For English materials, I initially used "Youdao Dictionary" for word translation, Google Translate for sentences, and "Deepl" for paragraphs. Eventually, I realized this was too slow and inefficient. Ideally, a single tool that can handle word, sentence, and paragraph translation would be optimal. After researching, I chose "Quicker" + "Saladict" for translation.

This combo allows translation outside browsers and supports words, sentences, and paragraphs, offering results from multiple translation platforms. For non-urgent word lookups, the "Collins Advanced" dictionary is helpful as it explains English words in English, providing context to aid understanding.

Multimedia Information

After processing text-based information, it's important to consider how to handle multimedia information. Specifically, I'm referring to English videos, as I don't have a habit of learning through podcasts or recordings and I rarely watch Chinese tutorials anymore. Many renowned universities offer open courses in video format. Wouldn't it be helpful if you could take notes on these videos? Have you ever thought it would be great if you could convert the content of a lecture into text, since we usually read faster than a lecturer speaks? Fortunately, the software Language Reactor can export subtitles from YouTube and Netflix videos, along with Chinese translations.

We can copy the subtitles exported by Language Reactor into Obsidian and read them as articles. Besides learning purposes, you can also use this plugin while watching YouTube videos. It displays subtitles in both English and Chinese, and you can click on unfamiliar words in the subtitles to see their definitions.

However, reading texts isn't always the most efficient way to learn about some abstract concepts. As the saying goes, "A picture is worth a thousand words." What if we could link a segment of text to corresponding images or even video operations? While browsing the Obsidian plugin marketplace, I discovered a plugin called Media Extended. This plugin allows you to add links in your notes that jump to specific times in a video, effectively connecting your notes to the video! This works well with the video subtitles mentioned earlier, where each line of subtitles corresponds to a time stamp, allowing for jumps to specific parts of the video. This means you don't have to cut specific video segments; instead, you can jump directly within the article!

Obsidian also has a powerful plugin called Annotator, which allows you to jump from notes to the corresponding section in a PDF.

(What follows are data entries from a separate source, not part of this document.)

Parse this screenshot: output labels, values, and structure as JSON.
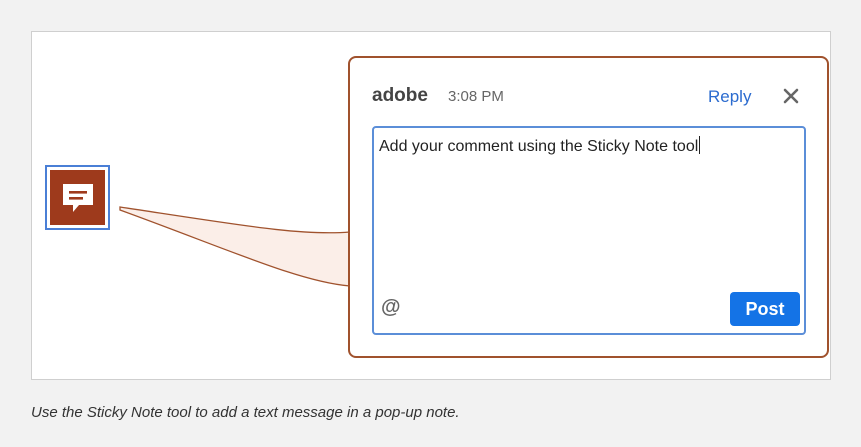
{
  "popup": {
    "author": "adobe",
    "time": "3:08 PM",
    "reply_label": "Reply",
    "close_icon": "close-icon",
    "comment_text": "Add your comment using the Sticky Note tool",
    "mention_symbol": "@",
    "post_label": "Post"
  },
  "note_icon": {
    "icon": "comment-icon",
    "color": "#9e3a1c"
  },
  "caption": "Use the Sticky Note tool to add a text message in a pop-up note.",
  "colors": {
    "accent": "#1473e6",
    "popup_border": "#a0522d",
    "link": "#2b6bcf",
    "focus_border": "#5b8ed8"
  }
}
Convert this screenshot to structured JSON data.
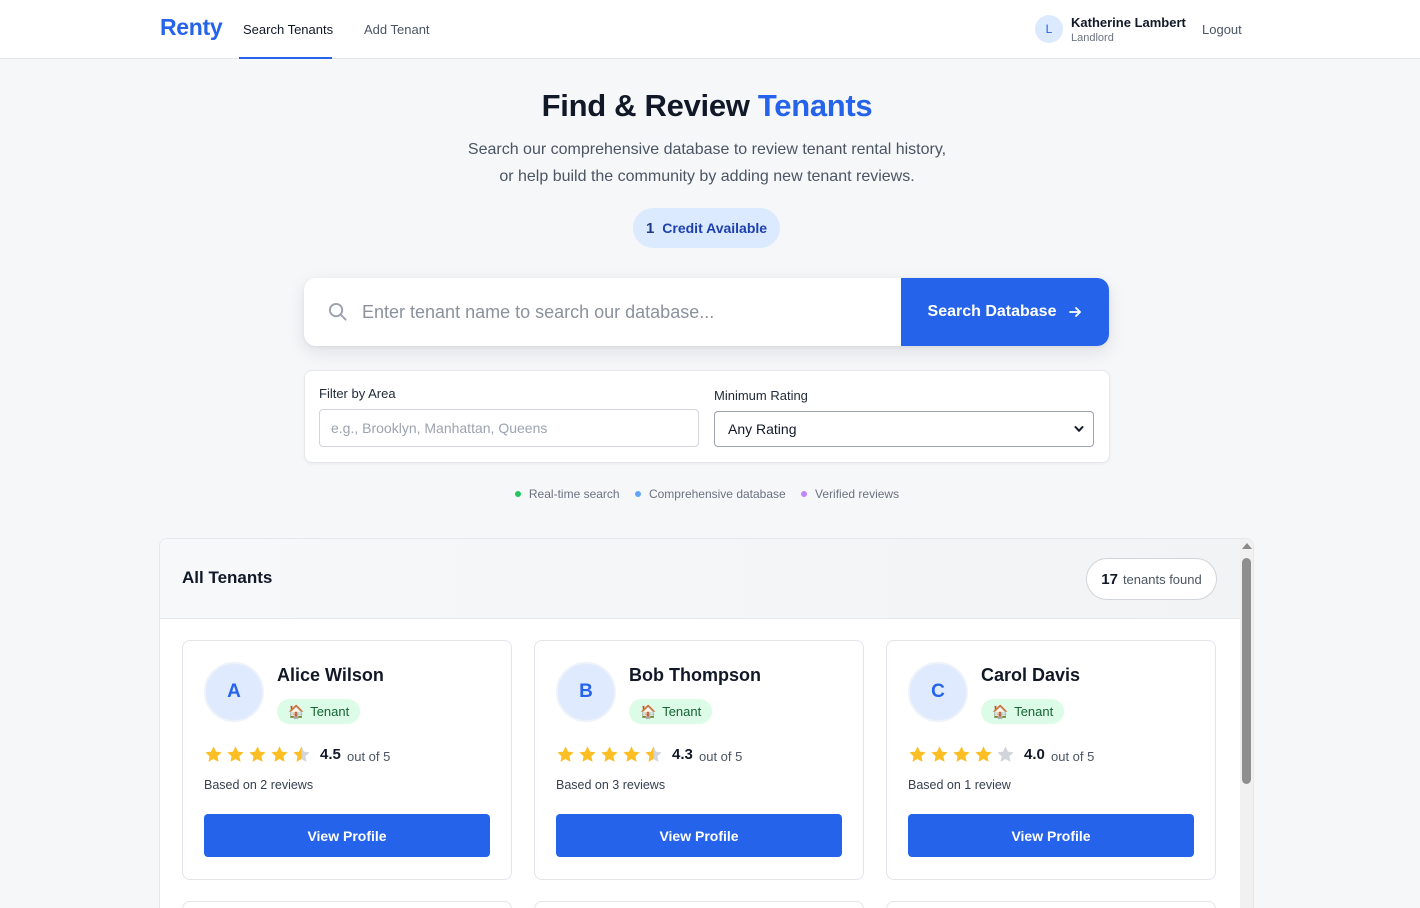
{
  "nav": {
    "logo": "Renty",
    "tabs": [
      {
        "label": "Search Tenants",
        "active": true
      },
      {
        "label": "Add Tenant",
        "active": false
      }
    ],
    "user": {
      "initial": "L",
      "name": "Katherine Lambert",
      "role": "Landlord"
    },
    "logout": "Logout"
  },
  "hero": {
    "title_main": "Find & Review ",
    "title_accent": "Tenants",
    "subtitle_line1": "Search our comprehensive database to review tenant rental history,",
    "subtitle_line2": "or help build the community by adding new tenant reviews.",
    "credit_count": "1",
    "credit_label": "Credit Available"
  },
  "search": {
    "placeholder": "Enter tenant name to search our database...",
    "value": "",
    "button_label": "Search Database"
  },
  "filters": {
    "area_label": "Filter by Area",
    "area_placeholder": "e.g., Brooklyn, Manhattan, Queens",
    "rating_label": "Minimum Rating",
    "rating_selected": "Any Rating"
  },
  "features": [
    {
      "label": "Real-time search",
      "color": "#22c55e"
    },
    {
      "label": "Comprehensive database",
      "color": "#60a5fa"
    },
    {
      "label": "Verified reviews",
      "color": "#c084fc"
    }
  ],
  "results": {
    "title": "All Tenants",
    "count": "17",
    "count_suffix": "tenants found",
    "tenants": [
      {
        "initial": "A",
        "name": "Alice Wilson",
        "badge_icon": "house-icon",
        "badge": "Tenant",
        "rating": 4.5,
        "rating_text": "4.5",
        "out_of": "out of 5",
        "reviews": "Based on 2 reviews",
        "button": "View Profile"
      },
      {
        "initial": "B",
        "name": "Bob Thompson",
        "badge_icon": "house-icon",
        "badge": "Tenant",
        "rating": 4.3,
        "rating_text": "4.3",
        "out_of": "out of 5",
        "reviews": "Based on 3 reviews",
        "button": "View Profile"
      },
      {
        "initial": "C",
        "name": "Carol Davis",
        "badge_icon": "house-icon",
        "badge": "Tenant",
        "rating": 4.0,
        "rating_text": "4.0",
        "out_of": "out of 5",
        "reviews": "Based on 1 review",
        "button": "View Profile"
      }
    ]
  },
  "colors": {
    "primary": "#2563eb",
    "star": "#fbbf24",
    "star_empty": "#d1d5db"
  }
}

Now, with Obsidian's built-in double-chain feature, we can achieve inter-note linking, and with the above plugins, we can extend these links to multimedia. This completes the process of information handling. Learning often involves both a challenging ascent and a familiar descent. So, how can we incorporate the review process into this workflow?

Information Review

Obsidian already has a plugin that connects to Anki, the renowned spaced repetition-based memory software. With this plugin, you can export segments of your notes to Anki as flashcards, each containing a link back to the original note.


This workflow evolved over two years of learning in my spare time. Frustration with repetitive processes led to specific needs, which were fortunately met by tools I discovered online. Don't force tools into your workflow just for the sake of satisfaction; life is short, so focus on what's truly important.

By the way, this article discusses the evolution of the workflow. If you're interested in the details of how this workflow is implemented, I recommend reading the following articles in order after this one:

  1. 3000+ Hours Accumulated Learning Workflow
  2. Advanced Techniques in Obsidian | Creating Notes that Link to Any File Format